App and web page records
⁂

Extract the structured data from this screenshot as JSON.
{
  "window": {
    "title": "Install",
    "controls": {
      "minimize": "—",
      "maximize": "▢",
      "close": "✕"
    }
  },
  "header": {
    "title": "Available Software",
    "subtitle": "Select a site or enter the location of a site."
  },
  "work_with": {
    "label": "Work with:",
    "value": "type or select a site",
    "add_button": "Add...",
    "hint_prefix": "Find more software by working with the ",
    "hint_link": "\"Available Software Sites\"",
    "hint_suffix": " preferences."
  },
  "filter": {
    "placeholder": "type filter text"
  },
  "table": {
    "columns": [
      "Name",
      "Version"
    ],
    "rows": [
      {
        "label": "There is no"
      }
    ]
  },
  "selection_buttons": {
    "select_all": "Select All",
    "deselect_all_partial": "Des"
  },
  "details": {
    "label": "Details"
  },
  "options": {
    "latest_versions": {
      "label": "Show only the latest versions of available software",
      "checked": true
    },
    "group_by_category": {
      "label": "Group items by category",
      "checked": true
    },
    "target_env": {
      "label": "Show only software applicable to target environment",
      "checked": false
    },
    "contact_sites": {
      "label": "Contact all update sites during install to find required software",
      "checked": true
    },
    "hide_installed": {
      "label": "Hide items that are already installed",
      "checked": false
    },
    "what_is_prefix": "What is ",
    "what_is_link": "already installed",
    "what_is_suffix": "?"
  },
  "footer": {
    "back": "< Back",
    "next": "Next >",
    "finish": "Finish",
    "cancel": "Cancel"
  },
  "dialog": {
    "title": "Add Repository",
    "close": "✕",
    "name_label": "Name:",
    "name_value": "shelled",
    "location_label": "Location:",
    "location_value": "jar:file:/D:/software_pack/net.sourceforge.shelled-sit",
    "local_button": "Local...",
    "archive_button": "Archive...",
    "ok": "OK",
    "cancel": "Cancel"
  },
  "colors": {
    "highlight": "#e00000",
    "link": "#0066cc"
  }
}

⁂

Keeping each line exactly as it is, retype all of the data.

Response to the task:
Extract the structured data from this screenshot as JSON.
{
  "window": {
    "title": "Install",
    "controls": {
      "minimize": "—",
      "maximize": "▢",
      "close": "✕"
    }
  },
  "header": {
    "title": "Available Software",
    "subtitle": "Select a site or enter the location of a site."
  },
  "work_with": {
    "label": "Work with:",
    "value": "type or select a site",
    "add_button": "Add...",
    "hint_prefix": "Find more software by working with the ",
    "hint_link": "\"Available Software Sites\"",
    "hint_suffix": " preferences."
  },
  "filter": {
    "placeholder": "type filter text"
  },
  "table": {
    "columns": [
      "Name",
      "Version"
    ],
    "rows": [
      {
        "label": "There is no"
      }
    ]
  },
  "selection_buttons": {
    "select_all": "Select All",
    "deselect_all_partial": "Des"
  },
  "details": {
    "label": "Details"
  },
  "options": {
    "latest_versions": {
      "label": "Show only the latest versions of available software",
      "checked": true
    },
    "group_by_category": {
      "label": "Group items by category",
      "checked": true
    },
    "target_env": {
      "label": "Show only software applicable to target environment",
      "checked": false
    },
    "contact_sites": {
      "label": "Contact all update sites during install to find required software",
      "checked": true
    },
    "hide_installed": {
      "label": "Hide items that are already installed",
      "checked": false
    },
    "what_is_prefix": "What is ",
    "what_is_link": "already installed",
    "what_is_suffix": "?"
  },
  "footer": {
    "back": "< Back",
    "next": "Next >",
    "finish": "Finish",
    "cancel": "Cancel"
  },
  "dialog": {
    "title": "Add Repository",
    "close": "✕",
    "name_label": "Name:",
    "name_value": "shelled",
    "location_label": "Location:",
    "location_value": "jar:file:/D:/software_pack/net.sourceforge.shelled-sit",
    "local_button": "Local...",
    "archive_button": "Archive...",
    "ok": "OK",
    "cancel": "Cancel"
  },
  "colors": {
    "highlight": "#e00000",
    "link": "#0066cc"
  }
}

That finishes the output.